An exemplary embodiment of the invention is shown in the drawing and described in further detail below.
FIG. 1 shows a connector and a fuel line to be attached to it;
FIG. 2 shows the fuel line in a cross section taken along the line II--II of FIG. 1; and
FIG. 3 shows the connector with the fuel line mounted on it.
The invention is based on an attachment arrangement for a fuel line on a connector.
One such attachment arrangement is known from German Patent Disclosure DE 42 24 981. In it, the fuel line is secured to a connector of a component of a fuel supply system. Fuel lines may be embodied either as plastic tubes or as flexible hoses, but tubes are cheaper than hoses. When tubes are used, the connector typically has a plurality of collars, protruding from its outer circumference and spaced apart from one another in the direction of its longitudinal axis, and is embodied in Christmas-tree form. The tube can be attached to the connector by being slipped onto in the direction of its longitudinal axis; this is intended to prevent the tube from slipping off or being pulled off by the collars, which dig into the tube in clawlike fashion, and at the time is intended to attain sealing. It has been found that in this attachment arrangement, after severe heating of the tube, adequate sealing is no longer assured because the tube widens in a lasting way. In addition, while the tube can be held on the connector by means of a hose clamp, this clamp has to be constructed in a complicated way, in order to distribute the pressure uniformly over the circumference of the tube, and it is time-consuming to assemble.
Accordingly, it is an object of present invention to provide an attachment arrangement of the above mentioned general type, which avoids the disadvantages of the prior art.
In keeping with these objects and with others which will become apparent hereinafter, one feature of present invention resides, briefly stated, in an attachment which has a fuel line formed as a plastic tube, a connector provided with a plurality of collars and an elastically widenable bush, wherein in accordance with the present invention the connector and the bush are made of the same plastic and the fuel line is composed of a rigid tube.

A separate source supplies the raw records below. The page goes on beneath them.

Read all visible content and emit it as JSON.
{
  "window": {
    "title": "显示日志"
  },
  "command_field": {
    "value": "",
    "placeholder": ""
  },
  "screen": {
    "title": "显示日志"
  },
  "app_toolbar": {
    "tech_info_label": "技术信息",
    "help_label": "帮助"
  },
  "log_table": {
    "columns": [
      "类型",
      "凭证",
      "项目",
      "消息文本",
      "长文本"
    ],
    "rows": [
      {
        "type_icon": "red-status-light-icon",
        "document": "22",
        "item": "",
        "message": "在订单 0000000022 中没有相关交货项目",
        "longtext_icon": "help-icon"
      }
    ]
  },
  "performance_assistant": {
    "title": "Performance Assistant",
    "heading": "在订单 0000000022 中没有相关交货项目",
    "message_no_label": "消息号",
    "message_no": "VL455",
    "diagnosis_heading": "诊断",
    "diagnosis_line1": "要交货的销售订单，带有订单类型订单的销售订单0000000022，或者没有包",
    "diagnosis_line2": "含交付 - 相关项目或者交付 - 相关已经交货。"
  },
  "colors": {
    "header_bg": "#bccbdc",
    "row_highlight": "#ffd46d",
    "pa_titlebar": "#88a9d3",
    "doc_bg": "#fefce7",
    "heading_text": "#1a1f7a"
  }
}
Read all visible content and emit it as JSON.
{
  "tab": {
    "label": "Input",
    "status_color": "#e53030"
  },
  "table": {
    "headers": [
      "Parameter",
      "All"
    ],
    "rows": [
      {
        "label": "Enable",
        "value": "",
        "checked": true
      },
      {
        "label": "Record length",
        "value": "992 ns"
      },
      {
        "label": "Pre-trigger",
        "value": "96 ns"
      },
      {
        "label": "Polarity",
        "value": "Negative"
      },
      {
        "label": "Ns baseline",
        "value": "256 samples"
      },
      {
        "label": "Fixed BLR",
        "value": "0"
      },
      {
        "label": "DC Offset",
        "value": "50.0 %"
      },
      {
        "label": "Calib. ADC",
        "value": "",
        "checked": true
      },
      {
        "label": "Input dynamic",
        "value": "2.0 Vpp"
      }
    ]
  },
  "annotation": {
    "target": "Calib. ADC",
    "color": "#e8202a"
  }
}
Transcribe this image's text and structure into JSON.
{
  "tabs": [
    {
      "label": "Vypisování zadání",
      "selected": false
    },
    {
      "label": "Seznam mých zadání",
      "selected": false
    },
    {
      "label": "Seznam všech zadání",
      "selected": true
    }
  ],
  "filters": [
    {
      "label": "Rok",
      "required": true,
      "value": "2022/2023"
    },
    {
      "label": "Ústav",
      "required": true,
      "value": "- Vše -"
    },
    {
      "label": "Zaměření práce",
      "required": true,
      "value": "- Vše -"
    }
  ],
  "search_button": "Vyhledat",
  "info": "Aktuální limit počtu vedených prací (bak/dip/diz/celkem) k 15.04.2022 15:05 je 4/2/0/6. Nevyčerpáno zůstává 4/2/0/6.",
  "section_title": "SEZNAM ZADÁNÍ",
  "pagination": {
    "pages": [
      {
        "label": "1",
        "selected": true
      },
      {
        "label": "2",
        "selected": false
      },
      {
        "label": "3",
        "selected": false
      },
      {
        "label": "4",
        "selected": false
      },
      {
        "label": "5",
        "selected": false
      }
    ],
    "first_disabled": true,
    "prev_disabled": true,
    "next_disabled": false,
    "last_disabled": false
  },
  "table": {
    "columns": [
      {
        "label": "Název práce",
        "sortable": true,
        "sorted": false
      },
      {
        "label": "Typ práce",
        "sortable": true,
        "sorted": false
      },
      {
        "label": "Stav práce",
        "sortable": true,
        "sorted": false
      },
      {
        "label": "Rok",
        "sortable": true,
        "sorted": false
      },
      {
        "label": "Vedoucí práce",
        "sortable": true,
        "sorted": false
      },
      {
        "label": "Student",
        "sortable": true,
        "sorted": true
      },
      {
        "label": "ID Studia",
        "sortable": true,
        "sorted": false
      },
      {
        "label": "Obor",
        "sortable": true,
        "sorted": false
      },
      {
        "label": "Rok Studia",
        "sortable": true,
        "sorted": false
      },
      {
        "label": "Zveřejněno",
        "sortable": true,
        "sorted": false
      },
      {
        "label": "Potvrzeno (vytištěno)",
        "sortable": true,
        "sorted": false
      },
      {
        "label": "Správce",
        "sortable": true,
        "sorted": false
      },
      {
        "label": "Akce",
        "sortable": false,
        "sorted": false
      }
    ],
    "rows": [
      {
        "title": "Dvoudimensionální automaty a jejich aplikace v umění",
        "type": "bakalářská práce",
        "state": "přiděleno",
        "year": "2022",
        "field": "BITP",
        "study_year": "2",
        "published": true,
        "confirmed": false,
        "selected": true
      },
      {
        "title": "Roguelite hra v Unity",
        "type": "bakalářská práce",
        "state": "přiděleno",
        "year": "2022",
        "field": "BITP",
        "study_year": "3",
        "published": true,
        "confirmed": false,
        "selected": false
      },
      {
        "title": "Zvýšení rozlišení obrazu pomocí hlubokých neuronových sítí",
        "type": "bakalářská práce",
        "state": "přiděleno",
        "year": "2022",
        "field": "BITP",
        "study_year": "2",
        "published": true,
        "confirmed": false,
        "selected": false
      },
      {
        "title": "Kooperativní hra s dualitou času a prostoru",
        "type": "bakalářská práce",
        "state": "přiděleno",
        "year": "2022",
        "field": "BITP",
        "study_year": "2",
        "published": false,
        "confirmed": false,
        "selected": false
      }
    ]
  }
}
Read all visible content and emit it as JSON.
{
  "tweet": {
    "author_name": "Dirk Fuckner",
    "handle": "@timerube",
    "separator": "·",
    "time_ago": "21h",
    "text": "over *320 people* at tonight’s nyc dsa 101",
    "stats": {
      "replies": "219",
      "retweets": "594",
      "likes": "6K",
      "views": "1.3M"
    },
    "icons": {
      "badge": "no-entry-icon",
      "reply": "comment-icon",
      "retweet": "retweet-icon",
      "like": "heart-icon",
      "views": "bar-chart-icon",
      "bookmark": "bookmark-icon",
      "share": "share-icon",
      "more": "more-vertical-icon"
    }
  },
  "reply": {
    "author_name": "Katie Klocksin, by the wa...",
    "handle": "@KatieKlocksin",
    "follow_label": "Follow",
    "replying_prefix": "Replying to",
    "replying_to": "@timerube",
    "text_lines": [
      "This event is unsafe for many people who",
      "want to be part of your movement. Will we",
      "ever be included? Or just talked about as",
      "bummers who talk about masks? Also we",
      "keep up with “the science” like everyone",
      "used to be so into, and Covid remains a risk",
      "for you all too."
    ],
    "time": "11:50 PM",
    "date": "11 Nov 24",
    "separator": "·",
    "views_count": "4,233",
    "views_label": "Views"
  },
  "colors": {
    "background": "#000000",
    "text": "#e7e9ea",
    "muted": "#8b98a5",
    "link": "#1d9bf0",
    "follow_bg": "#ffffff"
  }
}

The attachment arrangement of the invention for a mounting a fuel line on a connector has the advantage over the prior art that the fuel line can still be attached in a simple way by being slipped onto the connector, and the tightness is assured by the bush. The bush can be disposed on the fuel line even before the fuel line is slipped onto the connector, and it widens elastically when the fuel line is slipped on, so that once the fuel line is disposed on the connector, an additional exertion of pressure by the bush is obtained. By the further embodiment of the fuel line, the bush is fixed in a simple way in the direction of the longitudinal axis of the connector.